[Stored entries]
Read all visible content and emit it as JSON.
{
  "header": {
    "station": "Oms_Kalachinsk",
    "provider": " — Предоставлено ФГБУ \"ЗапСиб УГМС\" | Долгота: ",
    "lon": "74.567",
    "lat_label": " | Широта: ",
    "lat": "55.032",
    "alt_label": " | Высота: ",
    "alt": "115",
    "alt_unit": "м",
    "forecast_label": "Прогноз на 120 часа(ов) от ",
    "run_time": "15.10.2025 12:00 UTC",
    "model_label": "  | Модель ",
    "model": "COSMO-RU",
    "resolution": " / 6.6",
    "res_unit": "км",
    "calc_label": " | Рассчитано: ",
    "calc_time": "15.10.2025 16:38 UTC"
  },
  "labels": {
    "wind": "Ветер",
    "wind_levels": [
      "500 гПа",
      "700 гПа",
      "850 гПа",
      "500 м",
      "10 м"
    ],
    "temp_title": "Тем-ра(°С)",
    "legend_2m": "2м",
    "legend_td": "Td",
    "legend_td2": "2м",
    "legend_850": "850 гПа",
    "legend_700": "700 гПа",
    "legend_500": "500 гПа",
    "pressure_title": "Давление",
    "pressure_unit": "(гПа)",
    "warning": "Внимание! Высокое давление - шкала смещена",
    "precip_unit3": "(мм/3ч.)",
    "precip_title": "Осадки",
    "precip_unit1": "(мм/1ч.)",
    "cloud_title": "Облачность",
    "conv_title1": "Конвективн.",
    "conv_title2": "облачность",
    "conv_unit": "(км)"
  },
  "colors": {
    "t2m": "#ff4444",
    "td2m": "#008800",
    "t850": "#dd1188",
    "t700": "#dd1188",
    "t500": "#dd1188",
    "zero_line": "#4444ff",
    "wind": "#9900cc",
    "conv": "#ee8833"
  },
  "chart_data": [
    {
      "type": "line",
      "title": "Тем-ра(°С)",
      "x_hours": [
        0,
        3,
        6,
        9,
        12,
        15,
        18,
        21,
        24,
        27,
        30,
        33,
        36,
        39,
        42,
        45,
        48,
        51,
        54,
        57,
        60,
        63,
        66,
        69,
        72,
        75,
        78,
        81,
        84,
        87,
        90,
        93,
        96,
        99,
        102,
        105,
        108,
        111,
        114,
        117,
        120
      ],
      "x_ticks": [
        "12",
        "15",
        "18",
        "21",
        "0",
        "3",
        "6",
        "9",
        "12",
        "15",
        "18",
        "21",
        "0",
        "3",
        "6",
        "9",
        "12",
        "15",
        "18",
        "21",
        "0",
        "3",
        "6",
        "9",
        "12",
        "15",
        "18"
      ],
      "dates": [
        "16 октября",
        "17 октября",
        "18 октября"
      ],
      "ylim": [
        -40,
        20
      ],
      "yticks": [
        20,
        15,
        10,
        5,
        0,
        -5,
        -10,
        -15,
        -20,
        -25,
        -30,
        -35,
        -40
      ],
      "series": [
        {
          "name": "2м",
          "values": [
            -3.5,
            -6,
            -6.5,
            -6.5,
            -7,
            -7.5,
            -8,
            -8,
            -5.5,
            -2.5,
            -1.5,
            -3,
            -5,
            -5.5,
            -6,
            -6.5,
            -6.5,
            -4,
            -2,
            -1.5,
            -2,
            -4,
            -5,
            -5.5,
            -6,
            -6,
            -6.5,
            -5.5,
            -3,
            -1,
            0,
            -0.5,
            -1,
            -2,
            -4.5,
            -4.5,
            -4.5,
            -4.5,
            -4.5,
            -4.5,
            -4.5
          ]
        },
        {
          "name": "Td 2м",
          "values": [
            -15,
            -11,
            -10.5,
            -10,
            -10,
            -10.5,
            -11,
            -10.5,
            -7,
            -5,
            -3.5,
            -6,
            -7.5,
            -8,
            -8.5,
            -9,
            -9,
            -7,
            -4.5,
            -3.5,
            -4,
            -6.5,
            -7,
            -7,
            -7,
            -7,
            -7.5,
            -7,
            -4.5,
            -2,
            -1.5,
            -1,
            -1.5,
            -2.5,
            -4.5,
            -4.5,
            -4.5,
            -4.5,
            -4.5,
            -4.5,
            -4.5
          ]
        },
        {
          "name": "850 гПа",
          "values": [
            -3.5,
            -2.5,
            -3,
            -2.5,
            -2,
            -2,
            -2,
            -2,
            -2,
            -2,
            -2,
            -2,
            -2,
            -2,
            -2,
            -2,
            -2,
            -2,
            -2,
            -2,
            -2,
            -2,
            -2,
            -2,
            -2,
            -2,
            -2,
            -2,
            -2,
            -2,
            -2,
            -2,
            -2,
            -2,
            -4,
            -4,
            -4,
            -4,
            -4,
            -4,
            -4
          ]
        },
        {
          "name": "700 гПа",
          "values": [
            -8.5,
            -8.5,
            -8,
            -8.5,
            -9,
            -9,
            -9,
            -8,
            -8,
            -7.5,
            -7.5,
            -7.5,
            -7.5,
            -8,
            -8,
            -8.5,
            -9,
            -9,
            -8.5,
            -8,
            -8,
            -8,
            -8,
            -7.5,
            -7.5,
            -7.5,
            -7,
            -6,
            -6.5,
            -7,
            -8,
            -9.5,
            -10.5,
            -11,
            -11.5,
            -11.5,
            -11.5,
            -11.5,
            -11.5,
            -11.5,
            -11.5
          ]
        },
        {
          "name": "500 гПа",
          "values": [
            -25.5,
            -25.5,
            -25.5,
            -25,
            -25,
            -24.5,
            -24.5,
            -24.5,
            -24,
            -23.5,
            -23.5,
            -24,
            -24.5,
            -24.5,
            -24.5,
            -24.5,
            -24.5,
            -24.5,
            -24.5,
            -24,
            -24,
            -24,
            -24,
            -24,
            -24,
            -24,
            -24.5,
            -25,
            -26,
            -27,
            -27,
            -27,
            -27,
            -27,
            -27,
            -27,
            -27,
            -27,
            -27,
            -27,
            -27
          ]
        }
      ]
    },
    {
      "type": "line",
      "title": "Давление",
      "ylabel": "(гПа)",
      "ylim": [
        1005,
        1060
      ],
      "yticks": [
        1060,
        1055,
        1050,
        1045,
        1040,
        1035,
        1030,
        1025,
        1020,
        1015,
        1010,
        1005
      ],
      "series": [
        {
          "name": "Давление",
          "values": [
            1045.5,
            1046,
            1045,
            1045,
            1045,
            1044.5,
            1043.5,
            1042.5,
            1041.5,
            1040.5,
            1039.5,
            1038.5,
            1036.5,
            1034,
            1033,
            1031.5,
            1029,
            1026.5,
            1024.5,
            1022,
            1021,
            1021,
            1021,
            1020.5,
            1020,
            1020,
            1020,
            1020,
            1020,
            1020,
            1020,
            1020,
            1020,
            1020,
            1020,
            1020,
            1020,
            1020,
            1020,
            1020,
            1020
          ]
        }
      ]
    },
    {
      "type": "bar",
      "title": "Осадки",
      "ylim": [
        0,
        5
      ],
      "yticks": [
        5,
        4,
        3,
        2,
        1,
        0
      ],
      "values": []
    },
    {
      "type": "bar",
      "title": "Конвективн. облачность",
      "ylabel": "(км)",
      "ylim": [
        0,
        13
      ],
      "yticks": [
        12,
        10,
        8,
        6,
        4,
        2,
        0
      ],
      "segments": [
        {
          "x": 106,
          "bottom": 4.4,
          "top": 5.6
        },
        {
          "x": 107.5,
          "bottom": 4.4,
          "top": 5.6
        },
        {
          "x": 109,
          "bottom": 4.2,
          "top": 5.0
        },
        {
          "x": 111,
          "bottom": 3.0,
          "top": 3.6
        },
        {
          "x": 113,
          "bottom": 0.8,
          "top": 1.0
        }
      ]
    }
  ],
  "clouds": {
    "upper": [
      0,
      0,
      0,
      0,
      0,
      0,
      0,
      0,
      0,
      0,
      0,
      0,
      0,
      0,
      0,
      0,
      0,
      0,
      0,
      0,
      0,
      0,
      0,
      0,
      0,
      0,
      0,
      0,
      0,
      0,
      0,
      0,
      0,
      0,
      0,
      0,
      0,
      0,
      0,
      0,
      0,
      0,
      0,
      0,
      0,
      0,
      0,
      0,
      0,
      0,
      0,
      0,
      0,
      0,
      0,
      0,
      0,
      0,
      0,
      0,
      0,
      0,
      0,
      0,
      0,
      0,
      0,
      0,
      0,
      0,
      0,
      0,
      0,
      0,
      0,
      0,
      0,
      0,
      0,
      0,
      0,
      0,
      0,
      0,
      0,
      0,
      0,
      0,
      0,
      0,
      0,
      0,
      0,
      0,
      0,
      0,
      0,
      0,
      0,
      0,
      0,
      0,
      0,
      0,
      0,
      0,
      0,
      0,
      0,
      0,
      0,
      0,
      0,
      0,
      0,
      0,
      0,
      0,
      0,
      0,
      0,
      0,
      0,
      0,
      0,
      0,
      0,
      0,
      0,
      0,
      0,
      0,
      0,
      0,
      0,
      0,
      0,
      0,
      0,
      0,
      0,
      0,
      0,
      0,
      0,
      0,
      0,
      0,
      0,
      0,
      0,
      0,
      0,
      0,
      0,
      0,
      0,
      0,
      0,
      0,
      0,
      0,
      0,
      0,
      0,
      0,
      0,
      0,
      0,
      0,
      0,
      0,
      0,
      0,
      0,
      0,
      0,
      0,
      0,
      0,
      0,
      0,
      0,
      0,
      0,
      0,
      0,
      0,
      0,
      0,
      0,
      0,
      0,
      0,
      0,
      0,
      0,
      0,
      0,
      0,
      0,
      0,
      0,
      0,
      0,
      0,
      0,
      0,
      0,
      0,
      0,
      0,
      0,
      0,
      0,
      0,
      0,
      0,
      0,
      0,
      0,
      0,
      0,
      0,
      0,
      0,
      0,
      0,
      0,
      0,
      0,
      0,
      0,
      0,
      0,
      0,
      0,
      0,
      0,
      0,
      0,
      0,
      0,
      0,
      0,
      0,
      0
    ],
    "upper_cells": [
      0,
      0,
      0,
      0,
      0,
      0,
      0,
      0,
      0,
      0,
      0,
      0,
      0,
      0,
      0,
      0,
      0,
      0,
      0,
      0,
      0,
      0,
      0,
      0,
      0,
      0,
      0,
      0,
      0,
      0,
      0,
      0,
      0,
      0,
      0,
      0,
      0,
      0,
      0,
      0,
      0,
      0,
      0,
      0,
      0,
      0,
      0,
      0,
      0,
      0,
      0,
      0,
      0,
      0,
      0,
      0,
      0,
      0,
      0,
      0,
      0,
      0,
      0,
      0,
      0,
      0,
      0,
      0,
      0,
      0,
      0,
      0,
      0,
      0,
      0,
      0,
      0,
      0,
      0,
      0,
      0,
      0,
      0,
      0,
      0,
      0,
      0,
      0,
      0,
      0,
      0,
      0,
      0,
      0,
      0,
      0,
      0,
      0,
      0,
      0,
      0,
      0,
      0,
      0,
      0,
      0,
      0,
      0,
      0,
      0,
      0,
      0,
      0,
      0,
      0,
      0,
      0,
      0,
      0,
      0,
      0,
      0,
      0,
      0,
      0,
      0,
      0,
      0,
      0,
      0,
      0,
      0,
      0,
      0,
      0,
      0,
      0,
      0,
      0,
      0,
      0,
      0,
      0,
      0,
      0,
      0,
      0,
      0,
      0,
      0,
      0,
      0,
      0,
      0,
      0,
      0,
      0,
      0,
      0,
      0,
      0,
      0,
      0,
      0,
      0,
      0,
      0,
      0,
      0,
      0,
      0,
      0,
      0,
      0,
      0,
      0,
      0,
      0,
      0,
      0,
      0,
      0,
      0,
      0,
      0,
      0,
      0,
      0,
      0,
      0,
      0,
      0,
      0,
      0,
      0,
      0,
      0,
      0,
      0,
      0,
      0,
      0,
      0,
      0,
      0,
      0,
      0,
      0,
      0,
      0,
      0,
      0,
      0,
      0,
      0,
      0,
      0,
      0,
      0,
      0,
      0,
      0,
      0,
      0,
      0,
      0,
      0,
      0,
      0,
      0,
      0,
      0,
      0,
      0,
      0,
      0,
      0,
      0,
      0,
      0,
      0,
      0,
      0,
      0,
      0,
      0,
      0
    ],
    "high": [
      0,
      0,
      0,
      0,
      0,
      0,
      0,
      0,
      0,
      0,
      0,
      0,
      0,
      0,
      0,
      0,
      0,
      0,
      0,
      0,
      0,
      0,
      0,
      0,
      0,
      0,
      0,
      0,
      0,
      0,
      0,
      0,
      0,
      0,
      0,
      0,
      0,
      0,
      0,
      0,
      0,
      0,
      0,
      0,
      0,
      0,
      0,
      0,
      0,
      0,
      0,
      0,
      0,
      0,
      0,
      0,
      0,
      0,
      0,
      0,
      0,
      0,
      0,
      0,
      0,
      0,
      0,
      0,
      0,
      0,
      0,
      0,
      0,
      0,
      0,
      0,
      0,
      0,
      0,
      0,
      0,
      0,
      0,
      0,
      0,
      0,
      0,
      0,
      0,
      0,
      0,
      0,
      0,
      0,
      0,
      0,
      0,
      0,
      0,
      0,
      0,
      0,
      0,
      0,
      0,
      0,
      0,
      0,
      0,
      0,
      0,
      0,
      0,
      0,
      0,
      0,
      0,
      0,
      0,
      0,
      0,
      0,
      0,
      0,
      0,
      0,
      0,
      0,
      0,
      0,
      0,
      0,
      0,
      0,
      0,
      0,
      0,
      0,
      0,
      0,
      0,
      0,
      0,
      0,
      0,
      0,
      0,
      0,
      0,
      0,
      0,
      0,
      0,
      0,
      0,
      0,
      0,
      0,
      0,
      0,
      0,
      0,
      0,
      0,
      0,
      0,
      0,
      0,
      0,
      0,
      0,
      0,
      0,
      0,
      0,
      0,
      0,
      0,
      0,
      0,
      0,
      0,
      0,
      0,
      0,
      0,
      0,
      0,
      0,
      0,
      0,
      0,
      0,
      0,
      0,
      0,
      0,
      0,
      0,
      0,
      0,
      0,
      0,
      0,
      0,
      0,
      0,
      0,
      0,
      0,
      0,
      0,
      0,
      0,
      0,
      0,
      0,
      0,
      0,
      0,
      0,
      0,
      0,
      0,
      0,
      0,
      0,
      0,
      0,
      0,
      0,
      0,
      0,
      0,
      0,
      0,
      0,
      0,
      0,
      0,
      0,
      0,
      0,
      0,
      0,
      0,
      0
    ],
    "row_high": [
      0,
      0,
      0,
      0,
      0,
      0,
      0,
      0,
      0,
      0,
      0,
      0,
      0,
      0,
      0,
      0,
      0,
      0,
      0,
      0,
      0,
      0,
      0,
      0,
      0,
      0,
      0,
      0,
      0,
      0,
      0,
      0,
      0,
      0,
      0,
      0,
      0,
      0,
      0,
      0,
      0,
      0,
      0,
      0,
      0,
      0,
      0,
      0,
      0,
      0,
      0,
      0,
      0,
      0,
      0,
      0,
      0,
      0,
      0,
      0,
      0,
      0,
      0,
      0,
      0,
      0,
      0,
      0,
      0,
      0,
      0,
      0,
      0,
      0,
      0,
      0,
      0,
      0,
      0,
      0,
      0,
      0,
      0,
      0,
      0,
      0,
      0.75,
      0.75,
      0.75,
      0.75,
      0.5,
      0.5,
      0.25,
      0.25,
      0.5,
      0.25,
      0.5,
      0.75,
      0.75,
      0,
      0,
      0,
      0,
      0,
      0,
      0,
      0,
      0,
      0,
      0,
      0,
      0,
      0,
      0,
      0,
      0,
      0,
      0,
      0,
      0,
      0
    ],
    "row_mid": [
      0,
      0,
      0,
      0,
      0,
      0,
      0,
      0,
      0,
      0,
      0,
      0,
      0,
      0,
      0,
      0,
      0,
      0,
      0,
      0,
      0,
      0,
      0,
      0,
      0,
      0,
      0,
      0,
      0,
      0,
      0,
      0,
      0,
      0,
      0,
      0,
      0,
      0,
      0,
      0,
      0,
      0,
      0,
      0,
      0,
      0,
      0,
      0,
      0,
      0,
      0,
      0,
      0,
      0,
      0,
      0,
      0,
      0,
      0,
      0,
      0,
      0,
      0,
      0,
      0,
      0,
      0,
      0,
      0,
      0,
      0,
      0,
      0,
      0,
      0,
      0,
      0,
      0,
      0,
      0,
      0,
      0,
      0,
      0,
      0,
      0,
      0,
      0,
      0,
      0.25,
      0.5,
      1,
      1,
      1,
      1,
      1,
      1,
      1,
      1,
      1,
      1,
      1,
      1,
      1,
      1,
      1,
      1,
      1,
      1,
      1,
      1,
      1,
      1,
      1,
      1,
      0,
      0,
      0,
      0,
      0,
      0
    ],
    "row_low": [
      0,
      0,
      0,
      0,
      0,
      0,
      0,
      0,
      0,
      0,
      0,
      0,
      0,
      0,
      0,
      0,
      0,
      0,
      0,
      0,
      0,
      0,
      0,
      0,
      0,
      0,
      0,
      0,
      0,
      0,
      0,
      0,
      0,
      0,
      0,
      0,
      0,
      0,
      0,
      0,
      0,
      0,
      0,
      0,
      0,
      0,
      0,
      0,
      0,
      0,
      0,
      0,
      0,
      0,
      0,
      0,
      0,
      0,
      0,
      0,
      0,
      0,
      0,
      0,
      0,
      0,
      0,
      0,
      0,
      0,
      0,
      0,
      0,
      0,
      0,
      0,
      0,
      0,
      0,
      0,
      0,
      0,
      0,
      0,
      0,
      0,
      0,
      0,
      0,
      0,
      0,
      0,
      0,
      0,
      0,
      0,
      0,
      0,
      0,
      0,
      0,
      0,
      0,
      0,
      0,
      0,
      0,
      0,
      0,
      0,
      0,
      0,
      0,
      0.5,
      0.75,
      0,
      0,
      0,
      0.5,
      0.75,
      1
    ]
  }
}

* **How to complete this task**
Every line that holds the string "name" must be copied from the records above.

* **Exercise response**
          "name": "2м",
          "name": "Td 2м",
          "name": "850 гПа",
          "name": "700 гПа",
          "name": "500 гПа",
          "name": "Давление",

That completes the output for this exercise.